Learning Sutures| MCo Surgical Sutures.


Whenever a suture is required to close a wound, needles to arm the suture material are necessary. The number of sizes and the variety of different shapes of needles run into many thousand. The range supplied by manufactures is usually classified into types for specific  surgery,  as  for  example,  arterial,  general  purpose,  intestinal, obstetric, ophthalmic, plastic, retention. Shapes are designated as: straight, curved, ½ circle,5/8 circle, etc. and the section as round bodied, triangular cutting edge, riangular reverse cutting, cutting point, trocar point. In addition the length of the needle from point to hilt is specified in millimeters and the hilts are designed to take the various diameters of suture material employed. Needles are chosen by the surgeon to suit his operating technique and it is largely because of the surgeon‟s interest in improving suture efficiency that the development of surgical needles has taken place. In very many cases the surgeon himself has caused needles to be made to his own design and a large number of commonly used needles are referred to by the name of the inventing surgeon.

Surgical needles are of two types; those which have an eye through which have an eye through which the suture is threaded, and eyeless needles where the suture is inserted into the hollow hilt and held in position by swaging the metal around it. The late Sir Henery Souttar obtained the first patent on an eyeless needle in 1921, but in the U.K. their use has only increased appreciably in the past few years. In the U.S.A. 70 percent of the suture needles are of the eyeless type.

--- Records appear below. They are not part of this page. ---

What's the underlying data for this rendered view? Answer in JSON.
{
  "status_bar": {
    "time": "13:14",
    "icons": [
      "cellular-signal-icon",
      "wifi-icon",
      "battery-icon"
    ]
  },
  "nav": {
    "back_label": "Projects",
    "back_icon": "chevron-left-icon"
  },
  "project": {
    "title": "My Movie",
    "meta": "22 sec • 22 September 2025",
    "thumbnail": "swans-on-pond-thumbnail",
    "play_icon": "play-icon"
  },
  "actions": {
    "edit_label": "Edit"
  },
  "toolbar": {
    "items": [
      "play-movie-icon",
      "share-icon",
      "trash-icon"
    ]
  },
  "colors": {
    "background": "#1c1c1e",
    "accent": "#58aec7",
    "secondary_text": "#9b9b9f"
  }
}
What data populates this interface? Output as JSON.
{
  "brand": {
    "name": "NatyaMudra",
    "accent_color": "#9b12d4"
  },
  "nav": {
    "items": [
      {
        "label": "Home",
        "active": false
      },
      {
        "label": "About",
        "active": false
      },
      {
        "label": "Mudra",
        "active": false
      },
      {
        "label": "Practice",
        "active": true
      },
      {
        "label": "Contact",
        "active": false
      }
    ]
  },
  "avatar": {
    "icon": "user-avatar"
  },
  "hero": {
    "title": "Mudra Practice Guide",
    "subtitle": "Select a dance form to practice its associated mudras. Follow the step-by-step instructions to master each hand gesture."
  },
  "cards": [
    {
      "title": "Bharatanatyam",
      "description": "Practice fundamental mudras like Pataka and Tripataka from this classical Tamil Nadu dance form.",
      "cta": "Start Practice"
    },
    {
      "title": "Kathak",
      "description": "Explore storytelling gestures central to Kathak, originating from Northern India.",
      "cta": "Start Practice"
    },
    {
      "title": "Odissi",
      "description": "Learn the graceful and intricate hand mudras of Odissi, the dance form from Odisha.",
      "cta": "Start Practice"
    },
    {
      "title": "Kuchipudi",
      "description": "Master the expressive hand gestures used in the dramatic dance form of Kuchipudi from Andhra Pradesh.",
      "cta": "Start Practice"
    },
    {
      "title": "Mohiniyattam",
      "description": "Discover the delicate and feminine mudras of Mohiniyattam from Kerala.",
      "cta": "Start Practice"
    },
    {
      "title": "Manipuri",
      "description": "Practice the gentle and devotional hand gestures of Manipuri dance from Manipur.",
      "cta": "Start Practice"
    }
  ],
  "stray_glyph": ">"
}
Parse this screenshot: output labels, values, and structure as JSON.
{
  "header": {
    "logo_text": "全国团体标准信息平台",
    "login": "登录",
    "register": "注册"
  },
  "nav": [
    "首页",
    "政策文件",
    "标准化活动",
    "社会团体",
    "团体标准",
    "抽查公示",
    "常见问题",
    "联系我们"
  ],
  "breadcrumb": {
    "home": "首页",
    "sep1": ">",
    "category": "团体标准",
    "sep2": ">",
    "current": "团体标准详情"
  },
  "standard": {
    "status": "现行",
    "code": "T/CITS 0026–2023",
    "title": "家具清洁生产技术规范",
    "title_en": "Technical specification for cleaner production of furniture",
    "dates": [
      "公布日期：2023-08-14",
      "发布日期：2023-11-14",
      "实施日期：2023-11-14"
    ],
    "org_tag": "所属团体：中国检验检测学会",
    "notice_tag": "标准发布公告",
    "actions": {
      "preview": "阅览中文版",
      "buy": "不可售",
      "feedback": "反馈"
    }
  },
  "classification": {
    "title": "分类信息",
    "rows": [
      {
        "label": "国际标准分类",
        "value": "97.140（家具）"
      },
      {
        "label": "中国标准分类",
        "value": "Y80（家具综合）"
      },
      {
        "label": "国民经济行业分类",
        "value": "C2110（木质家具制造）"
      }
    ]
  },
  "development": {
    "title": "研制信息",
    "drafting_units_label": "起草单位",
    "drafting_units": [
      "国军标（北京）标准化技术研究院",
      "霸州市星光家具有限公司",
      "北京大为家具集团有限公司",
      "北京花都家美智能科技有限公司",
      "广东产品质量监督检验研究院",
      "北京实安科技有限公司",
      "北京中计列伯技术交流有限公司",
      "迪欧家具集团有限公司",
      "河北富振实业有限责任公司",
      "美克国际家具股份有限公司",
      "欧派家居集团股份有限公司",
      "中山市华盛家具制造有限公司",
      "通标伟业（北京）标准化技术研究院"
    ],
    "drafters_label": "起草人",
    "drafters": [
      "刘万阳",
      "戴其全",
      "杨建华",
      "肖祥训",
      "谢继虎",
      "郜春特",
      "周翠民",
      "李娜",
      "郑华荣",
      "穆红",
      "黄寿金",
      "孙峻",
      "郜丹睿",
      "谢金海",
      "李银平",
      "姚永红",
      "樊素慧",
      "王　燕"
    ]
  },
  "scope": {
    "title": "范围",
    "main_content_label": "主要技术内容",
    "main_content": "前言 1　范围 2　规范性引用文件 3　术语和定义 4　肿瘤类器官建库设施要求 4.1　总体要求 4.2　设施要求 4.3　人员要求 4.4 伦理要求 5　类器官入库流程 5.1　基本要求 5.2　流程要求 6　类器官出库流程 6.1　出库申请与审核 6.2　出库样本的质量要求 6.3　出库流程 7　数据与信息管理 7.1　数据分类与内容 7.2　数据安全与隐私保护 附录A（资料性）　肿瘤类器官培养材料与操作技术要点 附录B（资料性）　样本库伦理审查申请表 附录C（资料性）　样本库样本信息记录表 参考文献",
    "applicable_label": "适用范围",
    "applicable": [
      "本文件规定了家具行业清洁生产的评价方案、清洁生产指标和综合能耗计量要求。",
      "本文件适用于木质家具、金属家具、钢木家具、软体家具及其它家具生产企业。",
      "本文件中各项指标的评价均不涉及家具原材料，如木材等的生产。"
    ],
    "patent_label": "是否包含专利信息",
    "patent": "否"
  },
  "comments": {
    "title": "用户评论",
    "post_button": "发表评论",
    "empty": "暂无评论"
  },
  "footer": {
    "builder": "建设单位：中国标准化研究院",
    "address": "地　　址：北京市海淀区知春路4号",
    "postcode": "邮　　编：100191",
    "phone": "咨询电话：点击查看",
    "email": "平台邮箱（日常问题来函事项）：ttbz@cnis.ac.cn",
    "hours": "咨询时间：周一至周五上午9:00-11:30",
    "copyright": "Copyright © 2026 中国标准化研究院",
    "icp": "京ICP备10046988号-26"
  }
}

The needles themselves are made either of stainless steel or of carbon steel, the latter usually being plated to resist corrosion. At one time the carbon steel needle had a better resistance to bending than its counterpart in stainless steel, but recent technological advances have the added advantage that they will not corroded and do not present the surgeon with the dreaded emergency of having to locate and extract the broken point of a needle embedded somewhere in the tissue of an unfortunate patient.